[Available records — start]

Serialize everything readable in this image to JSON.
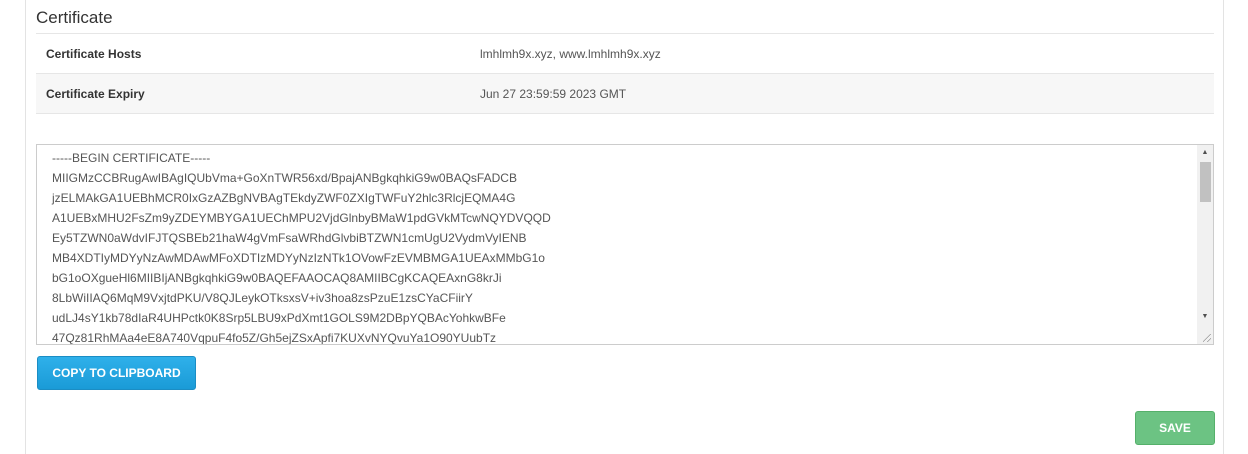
{
  "section": {
    "title": "Certificate"
  },
  "details": [
    {
      "label": "Certificate Hosts",
      "value": "lmhlmh9x.xyz, www.lmhlmh9x.xyz"
    },
    {
      "label": "Certificate Expiry",
      "value": "Jun 27 23:59:59 2023 GMT"
    }
  ],
  "certificate": {
    "text": "-----BEGIN CERTIFICATE-----\nMIIGMzCCBRugAwIBAgIQUbVma+GoXnTWR56xd/BpajANBgkqhkiG9w0BAQsFADCB\njzELMAkGA1UEBhMCR0IxGzAZBgNVBAgTEkdyZWF0ZXIgTWFuY2hlc3RlcjEQMA4G\nA1UEBxMHU2FsZm9yZDEYMBYGA1UEChMPU2VjdGlnbyBMaW1pdGVkMTcwNQYDVQQD\nEy5TZWN0aWdvIFJTQSBEb21haW4gVmFsaWRhdGlvbiBTZWN1cmUgU2VydmVyIENB\nMB4XDTIyMDYyNzAwMDAwMFoXDTIzMDYyNzIzNTk1OVowFzEVMBMGA1UEAxMMbG1o\nbG1oOXgueHl6MIIBIjANBgkqhkiG9w0BAQEFAAOCAQ8AMIIBCgKCAQEAxnG8krJi\n8LbWiIIAQ6MqM9VxjtdPKU/V8QJLeykOTksxsV+iv3hoa8zsPzuE1zsCYaCFiirY\nudLJ4sY1kb78dIaR4UHPctk0K8Srp5LBU9xPdXmt1GOLS9M2DBpYQBAcYohkwBFe\n47Qz81RhMAa4eE8A740VqpuF4fo5Z/Gh5ejZSxApfi7KUXvNYQvuYa1O90YUubTz"
  },
  "buttons": {
    "copy_label": "COPY TO CLIPBOARD",
    "save_label": "SAVE"
  },
  "icons": {
    "scroll_up": "triangle-up",
    "scroll_down": "triangle-down"
  },
  "colors": {
    "copy_button": "#1a9bd7",
    "save_button": "#6cc383"
  }
}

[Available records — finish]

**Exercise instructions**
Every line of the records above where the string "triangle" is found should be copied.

**The completed task**
    "scroll_up": "triangle-up",
    "scroll_down": "triangle-down"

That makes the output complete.